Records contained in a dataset

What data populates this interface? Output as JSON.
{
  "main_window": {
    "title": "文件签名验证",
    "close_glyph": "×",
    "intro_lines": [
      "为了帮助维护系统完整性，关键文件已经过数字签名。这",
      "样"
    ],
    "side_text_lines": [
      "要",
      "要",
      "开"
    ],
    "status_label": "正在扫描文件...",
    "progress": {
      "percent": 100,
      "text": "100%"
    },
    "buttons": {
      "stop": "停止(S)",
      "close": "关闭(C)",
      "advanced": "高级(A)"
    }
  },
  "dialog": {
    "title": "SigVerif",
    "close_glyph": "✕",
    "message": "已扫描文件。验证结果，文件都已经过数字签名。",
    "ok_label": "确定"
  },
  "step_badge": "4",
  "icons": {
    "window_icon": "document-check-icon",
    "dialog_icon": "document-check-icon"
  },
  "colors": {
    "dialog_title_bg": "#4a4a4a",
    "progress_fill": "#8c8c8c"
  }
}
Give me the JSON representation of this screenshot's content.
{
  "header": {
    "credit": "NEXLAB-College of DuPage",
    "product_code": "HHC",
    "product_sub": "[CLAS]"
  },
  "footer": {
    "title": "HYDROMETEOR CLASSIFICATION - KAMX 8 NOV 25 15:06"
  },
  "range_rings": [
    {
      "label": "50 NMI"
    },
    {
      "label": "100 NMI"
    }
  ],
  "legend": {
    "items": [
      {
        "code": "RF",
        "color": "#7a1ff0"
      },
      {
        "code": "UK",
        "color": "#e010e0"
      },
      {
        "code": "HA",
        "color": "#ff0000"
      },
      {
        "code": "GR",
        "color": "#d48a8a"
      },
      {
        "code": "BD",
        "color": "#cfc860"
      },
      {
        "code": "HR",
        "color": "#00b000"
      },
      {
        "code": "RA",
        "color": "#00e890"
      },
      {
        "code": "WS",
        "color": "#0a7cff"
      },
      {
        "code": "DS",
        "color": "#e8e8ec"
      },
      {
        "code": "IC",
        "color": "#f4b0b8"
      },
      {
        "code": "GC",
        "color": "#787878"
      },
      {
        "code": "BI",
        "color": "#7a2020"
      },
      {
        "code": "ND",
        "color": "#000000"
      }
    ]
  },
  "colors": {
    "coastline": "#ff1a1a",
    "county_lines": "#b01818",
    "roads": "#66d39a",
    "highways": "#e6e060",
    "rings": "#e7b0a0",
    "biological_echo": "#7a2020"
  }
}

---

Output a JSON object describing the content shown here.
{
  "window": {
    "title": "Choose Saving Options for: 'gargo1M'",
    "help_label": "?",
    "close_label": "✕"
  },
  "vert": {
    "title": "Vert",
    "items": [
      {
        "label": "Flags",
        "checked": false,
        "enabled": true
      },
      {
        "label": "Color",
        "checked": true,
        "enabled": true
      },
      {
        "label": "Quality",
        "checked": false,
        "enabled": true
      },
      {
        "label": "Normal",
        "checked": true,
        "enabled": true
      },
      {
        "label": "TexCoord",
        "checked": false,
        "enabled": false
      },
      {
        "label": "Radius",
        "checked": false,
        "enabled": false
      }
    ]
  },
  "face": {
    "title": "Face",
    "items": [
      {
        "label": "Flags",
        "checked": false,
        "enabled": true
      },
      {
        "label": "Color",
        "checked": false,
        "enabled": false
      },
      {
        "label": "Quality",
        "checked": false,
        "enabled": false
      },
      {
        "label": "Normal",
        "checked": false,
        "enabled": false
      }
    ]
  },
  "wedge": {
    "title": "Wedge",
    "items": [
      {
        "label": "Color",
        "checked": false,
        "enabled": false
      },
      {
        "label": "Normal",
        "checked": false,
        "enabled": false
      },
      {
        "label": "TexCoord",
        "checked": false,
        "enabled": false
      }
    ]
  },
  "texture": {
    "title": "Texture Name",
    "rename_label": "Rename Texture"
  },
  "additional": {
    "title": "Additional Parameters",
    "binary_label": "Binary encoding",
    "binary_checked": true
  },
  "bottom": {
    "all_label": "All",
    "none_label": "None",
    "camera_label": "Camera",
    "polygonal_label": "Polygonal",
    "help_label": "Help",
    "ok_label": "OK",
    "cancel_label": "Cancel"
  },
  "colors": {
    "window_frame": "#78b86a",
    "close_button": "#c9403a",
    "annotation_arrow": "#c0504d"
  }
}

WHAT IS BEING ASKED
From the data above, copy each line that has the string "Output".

WRITTEN SOLUTION
What data populates this interface? Output as JSON.
Output a JSON object describing the content shown here.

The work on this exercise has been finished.